Vaccaro once funneled $100,000 a year of Nike's money to Barrett, who has sent more than 100 players to Division I programs and still lords over the West Coast summer scene. Only now, in addition to shoe money, Barrett's travel team can count a $250,000 "donation" from a New York-based sports agency, according to an investigation by Yahoo! Sports last spring. Meanwhile, after St. John's fired coach Norm Roberts two weeks ago, several of Barrett's New York City counterparts freely admitted that they didn't steer top local talent his way because Roberts wouldn't break the rules and take care of them.
"Many thought it would all change when I was no longer involved," Vaccaro says. "But hundreds of millions of dollars later, nothing has."

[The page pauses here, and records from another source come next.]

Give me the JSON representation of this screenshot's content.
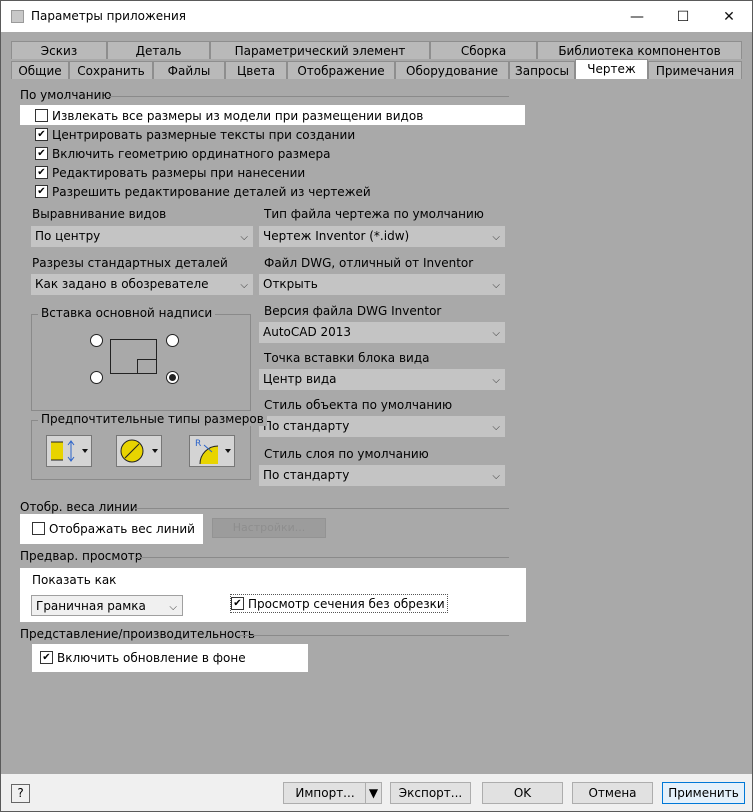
{
  "window": {
    "title": "Параметры приложения",
    "minimize": "—",
    "maximize": "☐",
    "close": "✕"
  },
  "tabs": {
    "row1": [
      "Эскиз",
      "Деталь",
      "Параметрический элемент",
      "Сборка",
      "Библиотека компонентов"
    ],
    "row2": [
      "Общие",
      "Сохранить",
      "Файлы",
      "Цвета",
      "Отображение",
      "Оборудование",
      "Запросы",
      "Чертеж",
      "Примечания"
    ],
    "active": "Чертеж"
  },
  "defaults": {
    "section": "По умолчанию",
    "checkboxes": [
      {
        "label": "Извлекать все размеры из модели при размещении видов",
        "checked": false
      },
      {
        "label": "Центрировать размерные тексты при создании",
        "checked": true
      },
      {
        "label": "Включить геометрию ординатного размера",
        "checked": true
      },
      {
        "label": "Редактировать размеры при нанесении",
        "checked": true
      },
      {
        "label": "Разрешить редактирование деталей из чертежей",
        "checked": true
      }
    ],
    "view_align": {
      "label": "Выравнивание видов",
      "value": "По центру"
    },
    "std_sections": {
      "label": "Разрезы стандартных деталей",
      "value": "Как задано в обозревателе"
    },
    "file_type": {
      "label": "Тип файла чертежа по умолчанию",
      "value": "Чертеж Inventor (*.idw)"
    },
    "dwg_non_inventor": {
      "label": "Файл DWG, отличный от Inventor",
      "value": "Открыть"
    },
    "dwg_version": {
      "label": "Версия файла DWG Inventor",
      "value": "AutoCAD 2013"
    },
    "insert_point": {
      "label": "Точка вставки блока вида",
      "value": "Центр вида"
    },
    "object_style": {
      "label": "Стиль объекта по умолчанию",
      "value": "По стандарту"
    },
    "layer_style": {
      "label": "Стиль слоя по умолчанию",
      "value": "По стандарту"
    },
    "title_block": {
      "label": "Вставка основной надписи"
    },
    "dim_types": {
      "label": "Предпочтительные типы размеров"
    }
  },
  "lineweight": {
    "section": "Отобр. веса линии",
    "checkbox": "Отображать вес линий",
    "checked": false,
    "button": "Настройки..."
  },
  "preview": {
    "section": "Предвар. просмотр",
    "show_as_label": "Показать как",
    "show_as_value": "Граничная рамка",
    "section_checkbox": "Просмотр сечения без обрезки",
    "section_checked": true
  },
  "performance": {
    "section": "Представление/производительность",
    "checkbox": "Включить обновление в фоне",
    "checked": true
  },
  "buttons": {
    "help": "?",
    "import": "Импорт...",
    "export": "Экспорт...",
    "ok": "OK",
    "cancel": "Отмена",
    "apply": "Применить"
  },
  "colors": {
    "accent": "#0078d7",
    "panel": "#a9a9a9"
  }
}
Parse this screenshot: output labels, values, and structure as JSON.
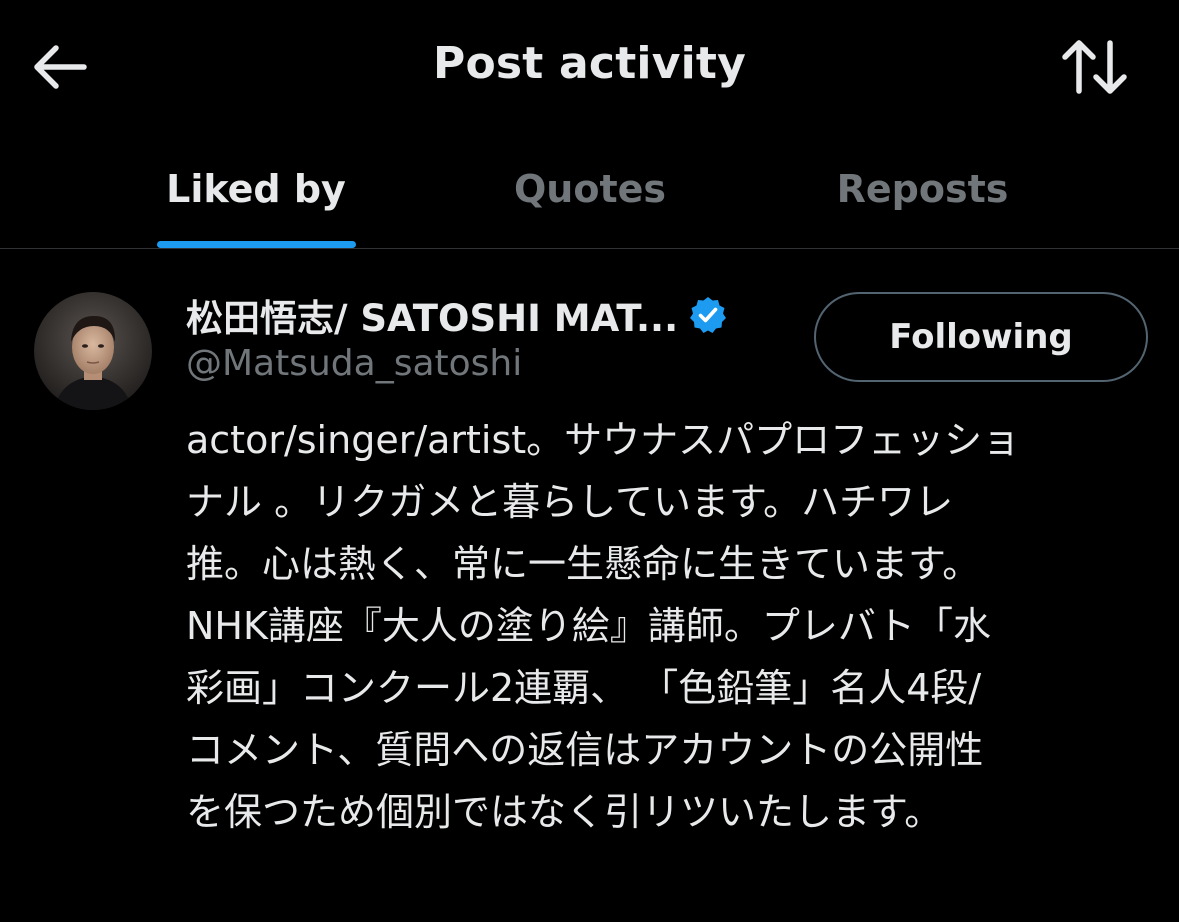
{
  "header": {
    "title": "Post activity",
    "back_icon": "arrow-left-icon",
    "sort_icon": "sort-arrows-icon"
  },
  "tabs": [
    {
      "label": "Liked by",
      "active": true
    },
    {
      "label": "Quotes",
      "active": false
    },
    {
      "label": "Reposts",
      "active": false
    }
  ],
  "user": {
    "display_name": "松田悟志/ SATOSHI MAT...",
    "handle": "@Matsuda_satoshi",
    "verified": true,
    "follow_label": "Following",
    "bio_lines": [
      "actor/singer/artist。サウナスパプロフェッショ",
      "ナル 。リクガメと暮らしています。ハチワレ",
      "推。心は熱く、常に一生懸命に生きています。",
      "NHK講座『大人の塗り絵』講師。プレバト「水",
      "彩画」コンクール2連覇、 「色鉛筆」名人4段/",
      "コメント、質問への返信はアカウントの公開性",
      "を保つため個別ではなく引リツいたします。"
    ]
  },
  "colors": {
    "background": "#000000",
    "text_primary": "#e7e9ea",
    "text_secondary": "#71767b",
    "accent": "#1d9bf0",
    "divider": "#2f3336",
    "button_border": "#536471"
  }
}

The NBA has partnered with the NCAA, the biggest beneficiary of the draft-eligible age limit, to launch iHoops, an initiative that among other things was supposed to drain the youth basketball cesspool by bringing order and oversight to the summer scene. Instead iHoops has pursued deal-making, including a potential multi-million dollar arrangement to televise a national schoolboy tournament. The outgoing head of iHoops, Kevin Weiberg, admits to frustration as he leaves for a job in the Pac-10 office: "[There's] more involvement now in funding of clubs, teams, coaches, by agents and runners for agents. It's a very challenging issue for iHoops to get its arms around. ... Part of the problem is we had no regulatory authority in the space."
For "no regulatory authority in the space," read: cesspool.
Twenty years ago we suspected that we were writing about intractable problems, because 15 years earlier Ken Denlinger and Leonard Shapiro had written a similar book, Athletes For Sale. Sure enough, a decade after our book, one of the reporters behind that Yahoo! Sports report, Dan Wetzel, joined Don Yaeger to co-author Sole Influence, which documented more footsie among coaches, middlemen and shoe companies.
In his 1982 confessional Caught In the Net, Tates Locke had detailed how he cheated to win at Clemson. After he got another chance to coach, at Indiana State, seven years later, we dedicated Raw Recruits to Locke -- "Who came clean and came back."
Perhaps, on an opening page of the next expose of a system lousy with things to expose, other reporters will choose to honor a truth-teller who was once part of the process. Maybe someday someone will dedicate a book to Sonny Vaccaro.
Alexander Wolff is a Sports Illustrated senior writer. Armen Keteyian was a writer-reporter on the SI staff for seven years during the 1980s.